Challenge 86: Square Thinking in Odd Colors

Title:  Square Thinking in Odd Colors
Hostess: Sylvia Weir
Theme: Interpret a common object in the style of cubism
Technique: Represent an object in non-realistic colors; i.e. a banana might be purple or a person might be green or gray. Think about using the complement of the normal color if you get stuck on what color to use.
Due date: November 2

Most of us are familiar with Picasso's rendering of the human figure into  several aspects all seen at once. Georges Braque worked with Pablo Picasso with the two of them painting into the wee hours of the morning interspersed with whiskey consumption, cigar smoking, and a great deal of laughter. Comparing their pieces, I am not convinced that they did not switch easels when they returned to work thinking it a grand joke to sign their names to the other's painting which they may or may not have worked.

However, other painters explored cubism, notably some of the Latin American painters. One of Emilio Pettorutti's work is currently on display at the Museum of Fine Art in Houston in addition to other  Latino American artists working in synthetic cubism.

The challenge for today: Take a common object in your sewing room or kitchen and convert it to a cubist piece using non-realistic colors. For example, if you choose the familiar tomato pincushion, it needs to have sharp angular edges, seen from on top and on bottom and a different color -- perhaps blue or purple. If you want a real challenge you could do your self portrait or that of your dog or cat. Think of pleasing colors that are not realistic. This is an impression of the piece,  of what you know about the object and what you see and what you see over time as you circle about the object. In some ways this is suggestive of drafting a machine part in 3-D.

A  brief history of Cubism in Wickipedia; interestingly enough it contains references to architecture -- Le Corbusier, literature, Faulkner; and sculpture.

A collection at MOMA in New York of Braque's work:

 I was fortunate to see Duchamp's Nude descending the Staircase in person at the Philadelphia Art Museum. This was a significant piece as it represented the beginning of modern art versus classical art.

Cubism: Picasso, Braques and others

Emilio Pettoruti Paintings

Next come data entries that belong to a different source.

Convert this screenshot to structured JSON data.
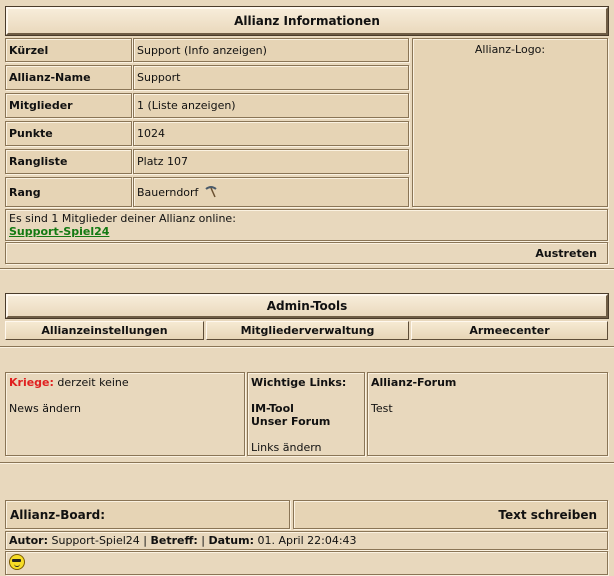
{
  "info": {
    "title": "Allianz Informationen",
    "rows": [
      {
        "label": "Kürzel",
        "value": "Support (Info anzeigen)"
      },
      {
        "label": "Allianz-Name",
        "value": "Support"
      },
      {
        "label": "Mitglieder",
        "value": "1 (Liste anzeigen)"
      },
      {
        "label": "Punkte",
        "value": "1024"
      },
      {
        "label": "Rangliste",
        "value": "Platz 107"
      },
      {
        "label": "Rang",
        "value": "Bauerndorf"
      }
    ],
    "logo_label": "Allianz-Logo:",
    "online_text": "Es sind 1 Mitglieder deiner Allianz online:",
    "online_user": "Support-Spiel24",
    "leave_button": "Austreten"
  },
  "admin": {
    "title": "Admin-Tools",
    "buttons": [
      "Allianzeinstellungen",
      "Mitgliederverwaltung",
      "Armeecenter"
    ]
  },
  "panel": {
    "wars_label": "Kriege:",
    "wars_value": "derzeit keine",
    "news_edit": "News ändern",
    "links_title": "Wichtige Links:",
    "links": [
      "IM-Tool",
      "Unser Forum"
    ],
    "links_edit": "Links ändern",
    "forum_title": "Allianz-Forum",
    "forum_text": "Test"
  },
  "board": {
    "title": "Allianz-Board:",
    "write_button": "Text schreiben",
    "post": {
      "author_label": "Autor:",
      "author": "Support-Spiel24",
      "subject_label": "Betreff:",
      "date_label": "Datum:",
      "date": "01. April 22:04:43"
    }
  }
}
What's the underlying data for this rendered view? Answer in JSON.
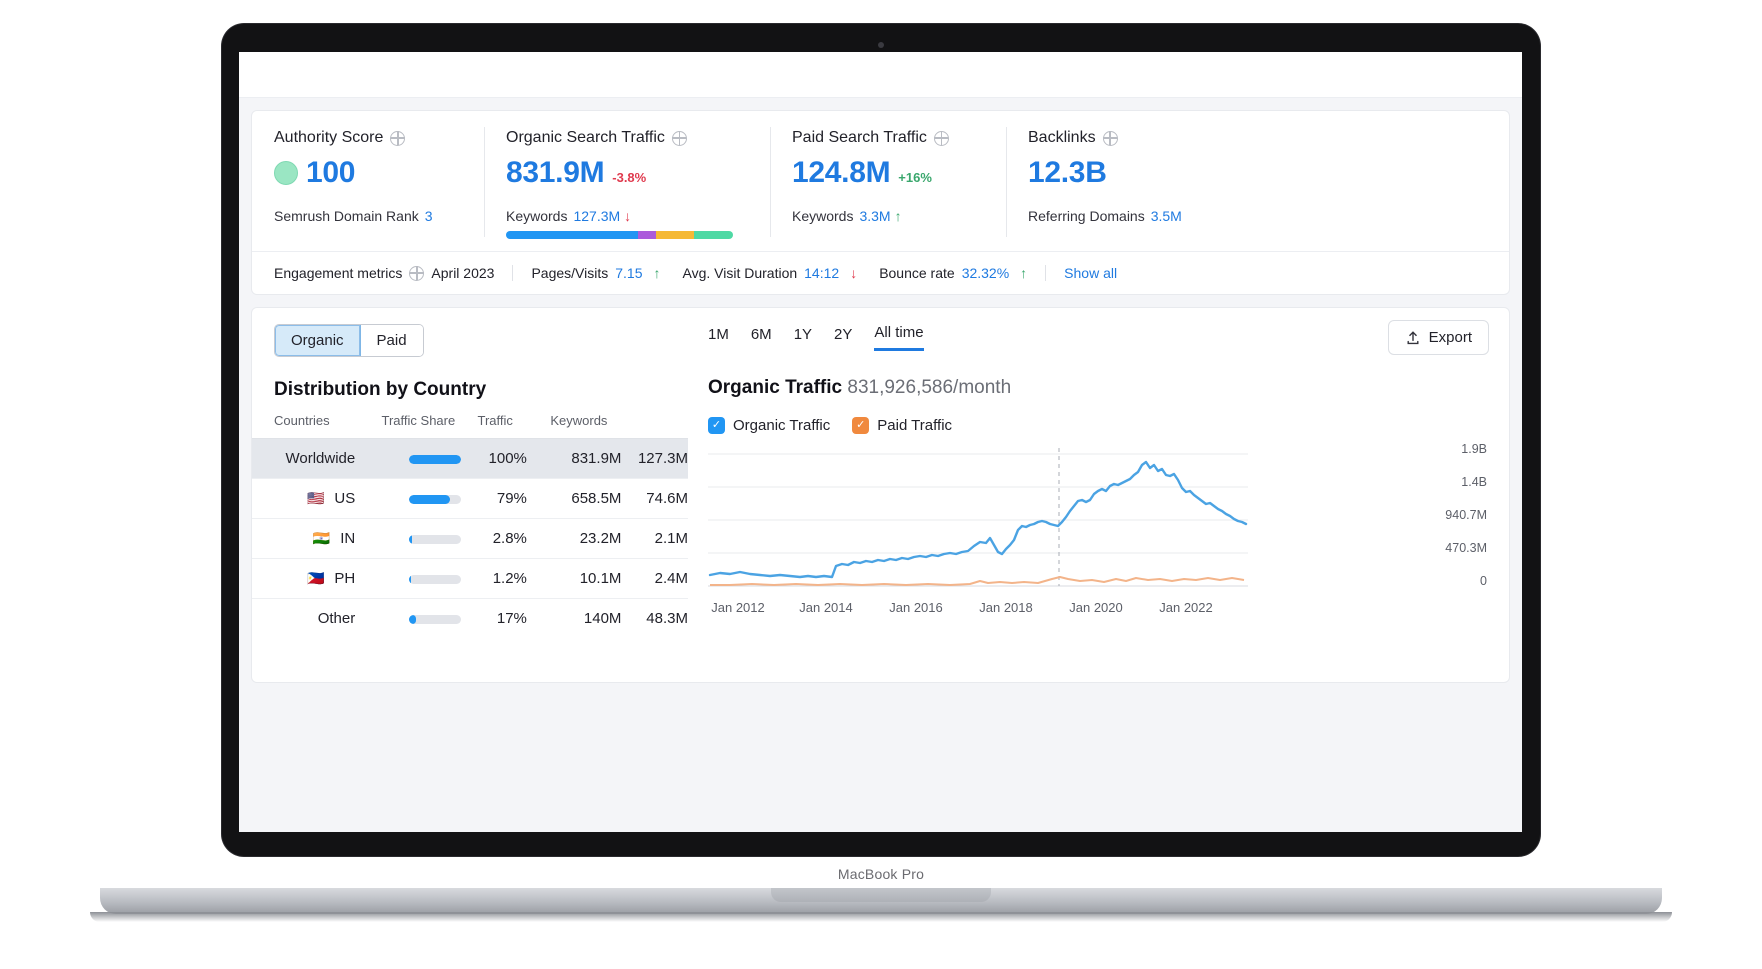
{
  "device": {
    "label": "MacBook Pro"
  },
  "metrics": [
    {
      "name": "authority-score",
      "title": "Authority Score",
      "value": "100",
      "delta": "",
      "sub_label": "Semrush Domain Rank",
      "sub_value": "3",
      "badge_color": "#9ae6c3"
    },
    {
      "name": "organic-search-traffic",
      "title": "Organic Search Traffic",
      "value": "831.9M",
      "delta": "-3.8%",
      "delta_dir": "down",
      "sub_label": "Keywords",
      "sub_value": "127.3M",
      "sub_arrow": "↓",
      "sub_arrow_dir": "down"
    },
    {
      "name": "paid-search-traffic",
      "title": "Paid Search Traffic",
      "value": "124.8M",
      "delta": "+16%",
      "delta_dir": "up",
      "sub_label": "Keywords",
      "sub_value": "3.3M",
      "sub_arrow": "↑",
      "sub_arrow_dir": "up"
    },
    {
      "name": "backlinks",
      "title": "Backlinks",
      "value": "12.3B",
      "delta": "",
      "sub_label": "Referring Domains",
      "sub_value": "3.5M"
    }
  ],
  "keyword_bar": [
    {
      "color": "#2196f3",
      "pct": 58
    },
    {
      "color": "#ab5bdb",
      "pct": 8
    },
    {
      "color": "#f5b935",
      "pct": 17
    },
    {
      "color": "#4ed9a4",
      "pct": 17
    }
  ],
  "engagement": {
    "label": "Engagement metrics",
    "period": "April 2023",
    "items": [
      {
        "label": "Pages/Visits",
        "value": "7.15",
        "arrow": "↑",
        "dir": "up"
      },
      {
        "label": "Avg. Visit Duration",
        "value": "14:12",
        "arrow": "↓",
        "dir": "down"
      },
      {
        "label": "Bounce rate",
        "value": "32.32%",
        "arrow": "↑",
        "dir": "up"
      }
    ],
    "show_all": "Show all"
  },
  "segmented": {
    "organic": "Organic",
    "paid": "Paid",
    "active": "Organic"
  },
  "distribution": {
    "title": "Distribution by Country",
    "columns": [
      "Countries",
      "Traffic Share",
      "Traffic",
      "Keywords"
    ],
    "rows": [
      {
        "flag": "",
        "country": "Worldwide",
        "share_pct": 100,
        "share": "100%",
        "traffic": "831.9M",
        "keywords": "127.3M",
        "highlight": true,
        "link": false
      },
      {
        "flag": "🇺🇸",
        "country": "US",
        "share_pct": 79,
        "share": "79%",
        "traffic": "658.5M",
        "keywords": "74.6M",
        "highlight": false,
        "link": true
      },
      {
        "flag": "🇮🇳",
        "country": "IN",
        "share_pct": 6,
        "share": "2.8%",
        "traffic": "23.2M",
        "keywords": "2.1M",
        "highlight": false,
        "link": true
      },
      {
        "flag": "🇵🇭",
        "country": "PH",
        "share_pct": 4,
        "share": "1.2%",
        "traffic": "10.1M",
        "keywords": "2.4M",
        "highlight": false,
        "link": true
      },
      {
        "flag": "",
        "country": "Other",
        "share_pct": 14,
        "share": "17%",
        "traffic": "140M",
        "keywords": "48.3M",
        "highlight": false,
        "link": false
      }
    ]
  },
  "ranges": {
    "items": [
      "1M",
      "6M",
      "1Y",
      "2Y",
      "All time"
    ],
    "active": "All time"
  },
  "export": {
    "label": "Export",
    "icon": "upload-icon"
  },
  "chart_header": {
    "title": "Organic Traffic",
    "value": "831,926,586/month"
  },
  "legend": [
    {
      "label": "Organic Traffic",
      "color": "#2196f3",
      "checked": true
    },
    {
      "label": "Paid Traffic",
      "color": "#f0893e",
      "checked": true
    }
  ],
  "chart_data": {
    "type": "line",
    "title": "Organic Traffic",
    "xlabel": "",
    "ylabel": "",
    "ylim": [
      0,
      2100000000
    ],
    "grid": true,
    "legend_position": "top",
    "y_ticks": [
      "0",
      "470.3M",
      "940.7M",
      "1.4B",
      "1.9B"
    ],
    "y_tick_values": [
      0,
      470300000,
      940700000,
      1400000000,
      1900000000
    ],
    "x_ticks": [
      "Jan 2012",
      "Jan 2014",
      "Jan 2016",
      "Jan 2018",
      "Jan 2020",
      "Jan 2022"
    ],
    "x_range": [
      "Jan 2011",
      "Jan 2023"
    ],
    "marker_line_x": "Jan 2019",
    "series": [
      {
        "name": "Organic Traffic",
        "color": "#4ba3e3",
        "x": [
          "2011-06",
          "2011-09",
          "2011-12",
          "2012-03",
          "2012-06",
          "2012-09",
          "2012-12",
          "2013-03",
          "2013-06",
          "2013-09",
          "2013-12",
          "2014-03",
          "2014-06",
          "2014-09",
          "2014-12",
          "2015-03",
          "2015-06",
          "2015-09",
          "2015-12",
          "2016-03",
          "2016-06",
          "2016-09",
          "2016-12",
          "2017-03",
          "2017-06",
          "2017-09",
          "2017-12",
          "2018-03",
          "2018-06",
          "2018-09",
          "2018-12",
          "2019-03",
          "2019-06",
          "2019-09",
          "2019-12",
          "2020-03",
          "2020-06",
          "2020-09",
          "2020-12",
          "2021-03",
          "2021-06",
          "2021-09",
          "2021-12",
          "2022-03",
          "2022-06",
          "2022-09",
          "2022-12"
        ],
        "values": [
          150000000,
          160000000,
          158000000,
          155000000,
          152000000,
          150000000,
          148000000,
          150000000,
          255000000,
          270000000,
          285000000,
          300000000,
          310000000,
          320000000,
          335000000,
          345000000,
          360000000,
          375000000,
          385000000,
          400000000,
          430000000,
          520000000,
          545000000,
          470000000,
          520000000,
          700000000,
          730000000,
          760000000,
          790000000,
          720000000,
          760000000,
          880000000,
          1020000000,
          1090000000,
          1060000000,
          1200000000,
          1330000000,
          1430000000,
          1480000000,
          1420000000,
          1560000000,
          1850000000,
          1760000000,
          1700000000,
          1620000000,
          1300000000,
          1120000000
        ]
      },
      {
        "name": "Paid Traffic",
        "color": "#f3b48a",
        "x": [
          "2011-06",
          "2012-06",
          "2013-06",
          "2014-06",
          "2015-06",
          "2016-06",
          "2017-06",
          "2018-06",
          "2018-12",
          "2019-03",
          "2019-09",
          "2020-03",
          "2020-09",
          "2021-03",
          "2021-09",
          "2022-03",
          "2022-12"
        ],
        "values": [
          15000000,
          16000000,
          18000000,
          17000000,
          19000000,
          18000000,
          20000000,
          60000000,
          45000000,
          95000000,
          75000000,
          60000000,
          90000000,
          70000000,
          85000000,
          65000000,
          95000000
        ]
      }
    ]
  }
}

Take a look at how the portraits were simplified into squares and rectangles and triangles using the face as a basis and the multiple aspects of the object seen and remembered.  Note the odd colors.

Of course any good design text book will also have information. This is just one of several hundred websites I found. Libraries also have a lot of resources.

I am not aware of any fiber artists with this sort of work so this should be interesting.

And one more thing: have fun with this! :)  Don't think too hard about it -- just have FUN!

No comments: